Hoffman said he is most proud of the fact that Liberty Science Center not only draws more than 250,000 students and has more than 2,000 teachers in professional development programs, but it also serves the underserved.

Hoffman said nearly 100,000 “at-risk” students from lower-income communities go through LSC every year. And LSC puts special emphasis on trying to develop interest in science in communities that are underserved in the sector, including girls and minorities.

“Our special mission is to serve the underserved — people who are underrepresented in the sciences,” Hoffman said.

The emphasis on youth was felt throughout the night.

Milla was named LSC’s second Kid Science Advisor, and Hoffman announced LSC would soon be taking applications to name eight more child advisers.
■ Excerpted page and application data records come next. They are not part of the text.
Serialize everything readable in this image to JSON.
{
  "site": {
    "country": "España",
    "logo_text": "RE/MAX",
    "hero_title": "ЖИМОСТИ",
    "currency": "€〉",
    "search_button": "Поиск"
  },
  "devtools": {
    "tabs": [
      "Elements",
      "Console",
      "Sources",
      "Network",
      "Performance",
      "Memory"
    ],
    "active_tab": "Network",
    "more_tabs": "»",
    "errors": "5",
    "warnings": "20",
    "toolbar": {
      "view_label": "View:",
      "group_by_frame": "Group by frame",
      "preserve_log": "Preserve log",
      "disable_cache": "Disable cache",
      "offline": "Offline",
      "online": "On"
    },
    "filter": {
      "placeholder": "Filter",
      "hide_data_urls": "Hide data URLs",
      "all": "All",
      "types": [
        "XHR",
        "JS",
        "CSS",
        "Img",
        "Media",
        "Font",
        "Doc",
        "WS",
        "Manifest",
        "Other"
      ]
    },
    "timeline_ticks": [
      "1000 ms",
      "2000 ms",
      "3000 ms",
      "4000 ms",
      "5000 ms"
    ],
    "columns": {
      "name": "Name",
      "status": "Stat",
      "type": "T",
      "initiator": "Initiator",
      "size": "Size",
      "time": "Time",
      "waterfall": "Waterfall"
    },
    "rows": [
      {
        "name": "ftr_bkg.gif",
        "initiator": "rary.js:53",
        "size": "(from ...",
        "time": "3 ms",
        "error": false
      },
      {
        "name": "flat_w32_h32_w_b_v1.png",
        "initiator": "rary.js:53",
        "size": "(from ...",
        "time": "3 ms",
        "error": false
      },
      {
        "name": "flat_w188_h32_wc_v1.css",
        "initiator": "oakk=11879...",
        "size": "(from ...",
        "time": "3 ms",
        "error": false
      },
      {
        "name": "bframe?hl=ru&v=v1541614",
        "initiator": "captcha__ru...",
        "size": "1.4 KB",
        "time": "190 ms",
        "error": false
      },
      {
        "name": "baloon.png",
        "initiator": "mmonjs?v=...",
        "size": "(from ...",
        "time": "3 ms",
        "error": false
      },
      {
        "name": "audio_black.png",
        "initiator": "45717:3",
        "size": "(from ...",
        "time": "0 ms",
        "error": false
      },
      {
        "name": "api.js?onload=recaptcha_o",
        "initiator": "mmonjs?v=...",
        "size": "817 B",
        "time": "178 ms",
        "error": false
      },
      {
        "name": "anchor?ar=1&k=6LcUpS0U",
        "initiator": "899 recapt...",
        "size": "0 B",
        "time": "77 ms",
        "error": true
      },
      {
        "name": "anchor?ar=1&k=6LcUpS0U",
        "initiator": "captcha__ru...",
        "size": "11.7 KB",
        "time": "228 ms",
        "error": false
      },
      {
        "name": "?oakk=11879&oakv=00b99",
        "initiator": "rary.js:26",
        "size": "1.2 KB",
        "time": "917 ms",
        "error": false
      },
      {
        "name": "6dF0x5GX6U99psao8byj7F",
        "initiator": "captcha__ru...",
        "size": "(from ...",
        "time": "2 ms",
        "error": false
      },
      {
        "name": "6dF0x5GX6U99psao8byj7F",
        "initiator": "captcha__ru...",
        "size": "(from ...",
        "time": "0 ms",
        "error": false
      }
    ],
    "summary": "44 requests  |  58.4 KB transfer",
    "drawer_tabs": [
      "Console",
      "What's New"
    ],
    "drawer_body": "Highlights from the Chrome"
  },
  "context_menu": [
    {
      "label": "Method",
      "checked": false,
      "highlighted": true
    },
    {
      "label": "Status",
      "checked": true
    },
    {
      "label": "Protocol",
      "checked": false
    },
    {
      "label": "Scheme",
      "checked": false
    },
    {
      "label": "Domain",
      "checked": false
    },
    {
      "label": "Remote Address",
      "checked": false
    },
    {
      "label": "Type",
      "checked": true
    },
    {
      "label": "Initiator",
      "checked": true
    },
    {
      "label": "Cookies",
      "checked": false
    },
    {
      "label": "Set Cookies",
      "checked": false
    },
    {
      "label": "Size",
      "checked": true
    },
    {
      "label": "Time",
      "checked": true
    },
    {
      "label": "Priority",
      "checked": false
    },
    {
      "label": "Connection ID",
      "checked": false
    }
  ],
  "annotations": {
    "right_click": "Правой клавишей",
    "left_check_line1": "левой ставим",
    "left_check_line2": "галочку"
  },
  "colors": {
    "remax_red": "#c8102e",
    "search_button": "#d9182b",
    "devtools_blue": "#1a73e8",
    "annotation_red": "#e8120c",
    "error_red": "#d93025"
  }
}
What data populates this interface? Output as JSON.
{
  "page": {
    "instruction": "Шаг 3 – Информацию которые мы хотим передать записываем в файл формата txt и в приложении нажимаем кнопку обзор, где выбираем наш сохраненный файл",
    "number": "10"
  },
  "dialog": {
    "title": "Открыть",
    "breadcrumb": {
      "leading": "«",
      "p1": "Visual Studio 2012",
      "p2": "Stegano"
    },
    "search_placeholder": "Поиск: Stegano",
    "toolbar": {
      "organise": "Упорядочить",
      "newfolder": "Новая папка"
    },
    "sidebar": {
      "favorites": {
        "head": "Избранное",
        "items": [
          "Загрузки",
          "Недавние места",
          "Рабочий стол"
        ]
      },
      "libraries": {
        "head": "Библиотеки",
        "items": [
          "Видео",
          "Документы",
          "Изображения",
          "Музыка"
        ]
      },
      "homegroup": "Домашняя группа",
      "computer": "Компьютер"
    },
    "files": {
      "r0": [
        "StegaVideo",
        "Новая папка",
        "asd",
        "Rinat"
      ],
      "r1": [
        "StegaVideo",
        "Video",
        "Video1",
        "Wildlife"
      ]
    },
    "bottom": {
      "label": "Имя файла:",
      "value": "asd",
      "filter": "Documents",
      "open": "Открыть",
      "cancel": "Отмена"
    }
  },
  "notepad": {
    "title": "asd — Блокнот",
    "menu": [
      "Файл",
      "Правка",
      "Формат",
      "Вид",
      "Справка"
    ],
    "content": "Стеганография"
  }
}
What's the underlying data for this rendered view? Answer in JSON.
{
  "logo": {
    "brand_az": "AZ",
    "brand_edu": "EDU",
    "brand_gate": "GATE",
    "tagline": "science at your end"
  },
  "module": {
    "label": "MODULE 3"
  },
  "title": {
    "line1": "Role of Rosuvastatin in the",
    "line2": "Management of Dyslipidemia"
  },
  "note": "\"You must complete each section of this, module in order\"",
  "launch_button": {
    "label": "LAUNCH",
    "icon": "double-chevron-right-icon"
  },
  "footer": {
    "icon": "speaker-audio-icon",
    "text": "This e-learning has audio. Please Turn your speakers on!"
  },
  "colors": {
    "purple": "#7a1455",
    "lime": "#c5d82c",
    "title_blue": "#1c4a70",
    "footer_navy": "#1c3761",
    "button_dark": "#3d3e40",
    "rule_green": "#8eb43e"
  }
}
Hoffman said the need to find ways to increase STEM opportunities for New Jersey’s youth cannot be overstated.

“New Jersey desperately needs this for its future,” Hoffman said. “We have more scientists per square mile than any other state, but we’re losing the battle of people moving out of the state.

“We exist to try to keep kids engaged in science, get them interested in science and STEM careers and get them into the pipeline.”

The message was not lost on an audience of supporters.

“This place just brings it to life for kids,” Izzo said. “I’m here with my daughter and her friend who can tell you stories about their third-grade experience here. And I normally don’t take them to corporate events, but they were happy to come to this because of what it meant to them.

“We need educated people in STEM for the future. And if we can’t get them excited about it in the early stages of their academic careers, how will we capture them later on? We’ve been a longtime early partner of Liberty Science Center, and we’re just happy to be able to support it.”

Kevin Conlon, the head of Horizon Blue Cross Blue Shield of New Jersey, said LSC’s mission fits perfectly into the state’s DNA.

“If you think about New Jersey, you think about all of the industry related to STEM, all of the health care, all of the pharma, all of the device makers — it’s all rooted in science,” he said. “We’ve got to make sure that we’ve got a mechanism and platform in place to create the next generation of people to push that forward.”

(READ MORE from ROI-NJ from the Genius Gala on the Genius Award winners and LSC’s SciTech Scity.)

Bob Doherty, state president of Bank of America in New Jersey and the chairman of the New Jersey State Chamber of Commerce, said it is imperative for businesses in the state to give back to organizations such as LSC.

“I don’t think places like this can survive without the corporate support,” he said. “I’m lucky, I work for a place that believes in being a good corporate citizen and giving back a lot to the communities in which we do business.

“Because we believe strong places like this are good for business. There’s a connection.”

Josh Weston, the retired former head of ADP, said more than just businesses need to get behind LSC.

Weston and his wife, Judy Weston, made the donation to help open the Weston Family Lab for Earth and Space Exploration earlier this spring, saying private citizens need to do their part, too.

“It’s important for more than just the business community,” he said. “There are people who are lucky enough to have a lot of money and, if they are concerned about the welfare of their country, they should think about contributing to STEM education.

“Our country’s future is dependent on a STEM-centric workforce. You have to turn kids on to science at an early stage. Our family mission is turning students on about STEM.”